> [Data records for software interfaces]
____
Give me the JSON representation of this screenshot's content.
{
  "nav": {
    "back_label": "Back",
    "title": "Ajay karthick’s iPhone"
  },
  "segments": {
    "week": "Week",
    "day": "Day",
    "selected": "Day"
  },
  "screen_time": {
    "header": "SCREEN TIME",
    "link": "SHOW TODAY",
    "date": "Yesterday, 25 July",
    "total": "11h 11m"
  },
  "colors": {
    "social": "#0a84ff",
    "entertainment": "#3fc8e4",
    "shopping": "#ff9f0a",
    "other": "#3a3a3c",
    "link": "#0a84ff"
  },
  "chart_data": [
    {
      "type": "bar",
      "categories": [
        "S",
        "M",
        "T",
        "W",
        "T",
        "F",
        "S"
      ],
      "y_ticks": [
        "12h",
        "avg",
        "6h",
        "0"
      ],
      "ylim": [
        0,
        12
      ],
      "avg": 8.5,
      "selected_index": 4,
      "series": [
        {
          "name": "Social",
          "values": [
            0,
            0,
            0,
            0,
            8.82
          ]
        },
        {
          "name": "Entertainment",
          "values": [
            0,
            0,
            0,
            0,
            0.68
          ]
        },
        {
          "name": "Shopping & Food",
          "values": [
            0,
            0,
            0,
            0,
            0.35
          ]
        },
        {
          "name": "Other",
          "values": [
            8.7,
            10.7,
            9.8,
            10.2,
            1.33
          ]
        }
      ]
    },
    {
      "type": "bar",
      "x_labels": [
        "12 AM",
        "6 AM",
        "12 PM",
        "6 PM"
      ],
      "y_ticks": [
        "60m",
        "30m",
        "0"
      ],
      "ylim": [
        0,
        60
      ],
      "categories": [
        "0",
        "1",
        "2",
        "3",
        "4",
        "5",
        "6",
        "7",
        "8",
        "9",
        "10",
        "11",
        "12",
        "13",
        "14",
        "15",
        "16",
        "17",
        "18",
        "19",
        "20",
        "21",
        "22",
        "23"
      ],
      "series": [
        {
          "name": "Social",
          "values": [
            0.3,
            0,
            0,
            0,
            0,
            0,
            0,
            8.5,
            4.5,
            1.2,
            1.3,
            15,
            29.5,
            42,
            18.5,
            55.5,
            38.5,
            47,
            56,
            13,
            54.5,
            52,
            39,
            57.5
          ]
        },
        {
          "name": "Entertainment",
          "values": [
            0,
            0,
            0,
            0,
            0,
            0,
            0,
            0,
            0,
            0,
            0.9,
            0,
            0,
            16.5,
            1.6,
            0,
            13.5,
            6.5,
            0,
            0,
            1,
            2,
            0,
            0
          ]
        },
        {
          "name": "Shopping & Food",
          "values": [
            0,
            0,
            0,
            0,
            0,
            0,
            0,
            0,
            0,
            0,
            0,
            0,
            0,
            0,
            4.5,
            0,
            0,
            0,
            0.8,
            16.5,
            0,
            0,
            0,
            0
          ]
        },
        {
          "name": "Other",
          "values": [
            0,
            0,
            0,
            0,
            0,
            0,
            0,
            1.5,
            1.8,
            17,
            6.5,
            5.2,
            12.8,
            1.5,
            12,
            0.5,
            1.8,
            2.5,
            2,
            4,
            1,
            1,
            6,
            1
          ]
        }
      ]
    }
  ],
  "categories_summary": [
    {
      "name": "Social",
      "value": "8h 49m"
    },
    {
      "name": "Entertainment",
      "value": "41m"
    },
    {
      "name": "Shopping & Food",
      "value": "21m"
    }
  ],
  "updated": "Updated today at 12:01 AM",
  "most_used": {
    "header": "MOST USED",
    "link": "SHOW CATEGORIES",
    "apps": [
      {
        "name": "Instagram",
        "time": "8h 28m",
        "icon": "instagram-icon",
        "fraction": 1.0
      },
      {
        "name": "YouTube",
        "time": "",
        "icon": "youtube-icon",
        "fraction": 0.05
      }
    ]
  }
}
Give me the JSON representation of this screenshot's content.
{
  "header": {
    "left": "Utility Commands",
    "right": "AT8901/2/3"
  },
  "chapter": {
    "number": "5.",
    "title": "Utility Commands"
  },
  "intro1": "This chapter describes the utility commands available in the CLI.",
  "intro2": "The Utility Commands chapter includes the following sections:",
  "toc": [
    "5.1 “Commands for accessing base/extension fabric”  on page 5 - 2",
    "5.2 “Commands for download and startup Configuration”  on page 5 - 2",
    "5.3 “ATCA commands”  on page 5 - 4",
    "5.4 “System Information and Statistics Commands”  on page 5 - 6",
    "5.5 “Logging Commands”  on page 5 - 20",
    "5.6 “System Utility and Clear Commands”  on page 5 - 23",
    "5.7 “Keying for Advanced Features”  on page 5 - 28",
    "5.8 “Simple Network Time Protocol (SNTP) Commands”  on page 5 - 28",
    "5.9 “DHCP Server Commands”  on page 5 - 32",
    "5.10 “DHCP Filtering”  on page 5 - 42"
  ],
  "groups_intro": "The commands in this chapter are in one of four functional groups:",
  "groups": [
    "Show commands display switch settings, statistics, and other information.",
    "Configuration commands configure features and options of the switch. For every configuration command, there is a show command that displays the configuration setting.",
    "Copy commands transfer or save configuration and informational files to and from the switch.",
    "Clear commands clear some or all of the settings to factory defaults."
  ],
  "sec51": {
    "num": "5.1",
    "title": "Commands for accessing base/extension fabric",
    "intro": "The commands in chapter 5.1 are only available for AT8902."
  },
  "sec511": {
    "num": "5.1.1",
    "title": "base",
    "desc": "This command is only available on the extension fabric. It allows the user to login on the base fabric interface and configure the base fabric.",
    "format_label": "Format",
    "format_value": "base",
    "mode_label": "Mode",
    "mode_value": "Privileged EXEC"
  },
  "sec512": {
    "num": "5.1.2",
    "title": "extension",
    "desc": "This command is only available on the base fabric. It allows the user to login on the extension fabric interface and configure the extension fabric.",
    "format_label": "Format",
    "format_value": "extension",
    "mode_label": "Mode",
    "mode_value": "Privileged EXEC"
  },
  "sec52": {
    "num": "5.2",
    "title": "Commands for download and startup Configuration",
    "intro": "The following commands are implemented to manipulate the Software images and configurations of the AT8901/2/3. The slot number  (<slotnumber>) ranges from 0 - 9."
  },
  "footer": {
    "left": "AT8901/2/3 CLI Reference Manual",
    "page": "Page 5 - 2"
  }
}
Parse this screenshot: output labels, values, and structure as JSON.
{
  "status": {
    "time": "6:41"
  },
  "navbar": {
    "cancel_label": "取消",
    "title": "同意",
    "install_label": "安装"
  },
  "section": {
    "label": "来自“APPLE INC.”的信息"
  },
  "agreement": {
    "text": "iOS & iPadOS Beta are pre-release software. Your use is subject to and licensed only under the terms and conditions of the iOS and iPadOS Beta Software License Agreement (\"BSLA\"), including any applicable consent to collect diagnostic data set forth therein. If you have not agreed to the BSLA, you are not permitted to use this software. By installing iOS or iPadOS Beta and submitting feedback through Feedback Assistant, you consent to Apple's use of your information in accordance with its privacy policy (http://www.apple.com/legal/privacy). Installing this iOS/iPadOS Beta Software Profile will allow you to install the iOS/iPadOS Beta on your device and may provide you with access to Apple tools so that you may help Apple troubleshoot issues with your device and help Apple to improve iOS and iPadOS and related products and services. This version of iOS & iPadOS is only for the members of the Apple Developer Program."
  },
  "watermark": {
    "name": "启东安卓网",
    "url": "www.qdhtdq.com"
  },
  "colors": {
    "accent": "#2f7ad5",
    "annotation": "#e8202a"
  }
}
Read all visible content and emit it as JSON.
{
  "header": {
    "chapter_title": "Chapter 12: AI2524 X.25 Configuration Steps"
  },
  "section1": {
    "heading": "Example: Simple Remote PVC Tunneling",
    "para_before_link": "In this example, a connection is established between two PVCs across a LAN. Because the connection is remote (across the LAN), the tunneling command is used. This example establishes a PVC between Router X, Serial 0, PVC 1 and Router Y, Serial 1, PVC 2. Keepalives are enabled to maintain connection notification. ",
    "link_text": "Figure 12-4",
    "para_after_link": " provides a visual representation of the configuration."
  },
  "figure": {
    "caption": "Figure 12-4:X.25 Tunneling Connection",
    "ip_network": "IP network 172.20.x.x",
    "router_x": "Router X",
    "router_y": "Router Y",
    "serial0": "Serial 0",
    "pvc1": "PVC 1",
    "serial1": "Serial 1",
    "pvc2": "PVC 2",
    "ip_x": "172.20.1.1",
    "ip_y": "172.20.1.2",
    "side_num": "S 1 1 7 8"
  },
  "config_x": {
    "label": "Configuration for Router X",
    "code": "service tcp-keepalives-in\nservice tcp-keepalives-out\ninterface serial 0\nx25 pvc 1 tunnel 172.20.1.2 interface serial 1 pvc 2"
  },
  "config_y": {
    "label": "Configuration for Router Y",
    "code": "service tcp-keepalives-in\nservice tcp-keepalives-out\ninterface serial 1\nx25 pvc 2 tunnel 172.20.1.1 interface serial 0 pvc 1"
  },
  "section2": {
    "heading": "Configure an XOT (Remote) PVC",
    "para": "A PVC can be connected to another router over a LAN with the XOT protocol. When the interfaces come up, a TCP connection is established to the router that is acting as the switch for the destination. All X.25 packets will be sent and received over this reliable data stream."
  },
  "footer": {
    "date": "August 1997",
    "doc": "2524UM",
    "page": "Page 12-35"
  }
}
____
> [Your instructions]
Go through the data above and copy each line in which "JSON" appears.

> [Exercise result]
Give me the JSON representation of this screenshot's content.
Give me the JSON representation of this screenshot's content.
Parse this screenshot: output labels, values, and structure as JSON.
Read all visible content and emit it as JSON.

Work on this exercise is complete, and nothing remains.